Interface dataset entries
"""

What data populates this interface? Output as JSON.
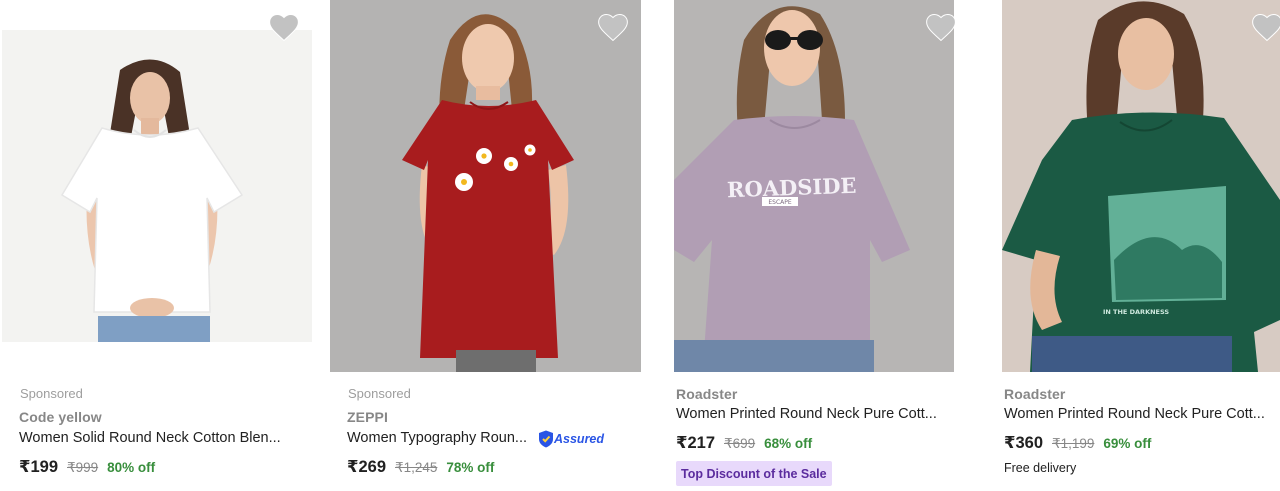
{
  "colors": {
    "discount_green": "#388e3c",
    "strike_grey": "#878787",
    "deal_bg": "#e8d9fb",
    "deal_text": "#5b2c9e",
    "assured_blue": "#2a55e5",
    "heart_grey": "#c2c2c2"
  },
  "products": [
    {
      "image": "white-tshirt-photo",
      "sponsored": "Sponsored",
      "brand": "Code yellow",
      "title": "Women Solid Round Neck Cotton Blen...",
      "price": "₹199",
      "mrp": "₹999",
      "off": "80% off",
      "wishlist_icon": "heart-icon"
    },
    {
      "image": "maroon-daisy-tshirt-photo",
      "sponsored": "Sponsored",
      "brand": "ZEPPI",
      "title": "Women Typography Roun...",
      "assured": "Assured",
      "price": "₹269",
      "mrp": "₹1,245",
      "off": "78% off",
      "wishlist_icon": "heart-icon"
    },
    {
      "image": "lavender-roadside-tshirt-photo",
      "brand": "Roadster",
      "title": "Women Printed Round Neck Pure Cott...",
      "price": "₹217",
      "mrp": "₹699",
      "off": "68% off",
      "badge": "Top Discount of the Sale",
      "print_text": "ROADSIDE",
      "print_sub": "ESCAPE",
      "wishlist_icon": "heart-icon"
    },
    {
      "image": "green-graphic-tshirt-photo",
      "brand": "Roadster",
      "title": "Women Printed Round Neck Pure Cott...",
      "price": "₹360",
      "mrp": "₹1,199",
      "off": "69% off",
      "delivery": "Free delivery",
      "print_text": "IN THE DARKNESS",
      "wishlist_icon": "heart-icon"
    }
  ]
}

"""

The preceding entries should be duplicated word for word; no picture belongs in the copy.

* _EXERCISE RESULT_
What data populates this interface? Output as JSON.
{
  "colors": {
    "discount_green": "#388e3c",
    "strike_grey": "#878787",
    "deal_bg": "#e8d9fb",
    "deal_text": "#5b2c9e",
    "assured_blue": "#2a55e5",
    "heart_grey": "#c2c2c2"
  },
  "products": [
    {
      "image": "white-tshirt-photo",
      "sponsored": "Sponsored",
      "brand": "Code yellow",
      "title": "Women Solid Round Neck Cotton Blen...",
      "price": "₹199",
      "mrp": "₹999",
      "off": "80% off",
      "wishlist_icon": "heart-icon"
    },
    {
      "image": "maroon-daisy-tshirt-photo",
      "sponsored": "Sponsored",
      "brand": "ZEPPI",
      "title": "Women Typography Roun...",
      "assured": "Assured",
      "price": "₹269",
      "mrp": "₹1,245",
      "off": "78% off",
      "wishlist_icon": "heart-icon"
    },
    {
      "image": "lavender-roadside-tshirt-photo",
      "brand": "Roadster",
      "title": "Women Printed Round Neck Pure Cott...",
      "price": "₹217",
      "mrp": "₹699",
      "off": "68% off",
      "badge": "Top Discount of the Sale",
      "print_text": "ROADSIDE",
      "print_sub": "ESCAPE",
      "wishlist_icon": "heart-icon"
    },
    {
      "image": "green-graphic-tshirt-photo",
      "brand": "Roadster",
      "title": "Women Printed Round Neck Pure Cott...",
      "price": "₹360",
      "mrp": "₹1,199",
      "off": "69% off",
      "delivery": "Free delivery",
      "print_text": "IN THE DARKNESS",
      "wishlist_icon": "heart-icon"
    }
  ]
}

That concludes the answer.